Weight Loss Surgeries on the Rise

Is Surgery the Answer or Just a Fad?

Today I’m feeling like a fatty mc-fat-fat. So, I’ve been a little bit weak in the good eating department. But in the wake of my holiday bad eating habits, I see a little blurb in the news this morning that Weight Loss Surgeries (mainly gastric by-pass) are on the rise. Not a little rise, I’m talking a whopping 450% from 1998 to 2002 in the US, according to a new study. Rise? That seems like a title wave, not to mention, a wee bit alarming.

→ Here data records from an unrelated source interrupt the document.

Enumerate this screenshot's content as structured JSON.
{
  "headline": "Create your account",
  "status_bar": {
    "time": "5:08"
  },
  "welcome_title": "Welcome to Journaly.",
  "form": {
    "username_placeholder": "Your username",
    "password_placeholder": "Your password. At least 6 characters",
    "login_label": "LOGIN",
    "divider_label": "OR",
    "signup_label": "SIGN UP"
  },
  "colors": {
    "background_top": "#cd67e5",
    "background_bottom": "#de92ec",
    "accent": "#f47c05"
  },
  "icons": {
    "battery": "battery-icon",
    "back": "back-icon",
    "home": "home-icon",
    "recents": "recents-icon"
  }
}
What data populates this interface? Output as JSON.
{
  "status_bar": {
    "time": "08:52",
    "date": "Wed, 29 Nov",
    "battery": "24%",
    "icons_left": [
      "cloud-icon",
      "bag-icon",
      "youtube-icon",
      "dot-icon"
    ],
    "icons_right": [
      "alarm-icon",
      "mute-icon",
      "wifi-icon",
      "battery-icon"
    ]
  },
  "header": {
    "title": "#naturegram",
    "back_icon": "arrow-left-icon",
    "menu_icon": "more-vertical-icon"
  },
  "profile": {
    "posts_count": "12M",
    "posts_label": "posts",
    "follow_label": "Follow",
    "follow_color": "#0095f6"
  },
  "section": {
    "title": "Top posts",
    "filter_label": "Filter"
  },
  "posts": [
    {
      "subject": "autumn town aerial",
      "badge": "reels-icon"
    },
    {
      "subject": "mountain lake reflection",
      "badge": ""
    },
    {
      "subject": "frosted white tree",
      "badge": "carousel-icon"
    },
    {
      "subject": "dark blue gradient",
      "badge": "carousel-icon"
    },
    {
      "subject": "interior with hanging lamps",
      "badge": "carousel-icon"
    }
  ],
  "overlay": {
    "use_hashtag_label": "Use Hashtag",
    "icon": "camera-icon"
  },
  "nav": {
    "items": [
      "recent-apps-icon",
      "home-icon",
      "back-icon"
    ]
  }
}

While gastric by-pass was once only for the severely obese, a typical by-pass operative today may only be a mere 50 to 80 pounds overweight. Something good eating habits, exercise, and old fashioned will power could maybe melt away, right?

With the extreme rise in publicity and celebrity endorsements (Carnie Wilson, Al Roker) and the development of extremely less-invasive laparoscopic techniques, weight loss surgeries are becoming more popular and easier said than done. Is weight loss surgery becoming a fad or better yet, is America just looking for a quick fix?

Now for many, weight loss surgery is the last resort. They see it as the only way to lose weight after they’ve tried everything imaginable. Many, due to severe health conditions have no choice—and it’s helped change millions of people’s lives. That’s what gastric by-pass is for, right?

But then there is the other side—I’ll call it the dark side of weight loss surgery. Those people who don’t really WANT to eat well and live a healthy lifestyle, but want to lose the weight. There is that increasing percentage of operatives that are looking for an easy way out. I know, I had a friend who had gastric by-pass because she was too lazy to go on a diet. Yes, she lost some weight–but unfortuately still drinks milkshakes and lives an unhealthy lifestyle.

This leads me to my point. Shouldn’t doctors practice a certain amount of responsibility before performing such a life changing procedure? Should paitients have to meet certain requirements before having the surgery? Or, should a person be able to do it no matter what?

I have a feeling many of you will have a lot of comments about this subject.

Let me throw some questions out there…

Have any of you had gastric by-pass?

How has it changed your life??

If you had to do it over again, would you?

Is your weight loss surgery permanent?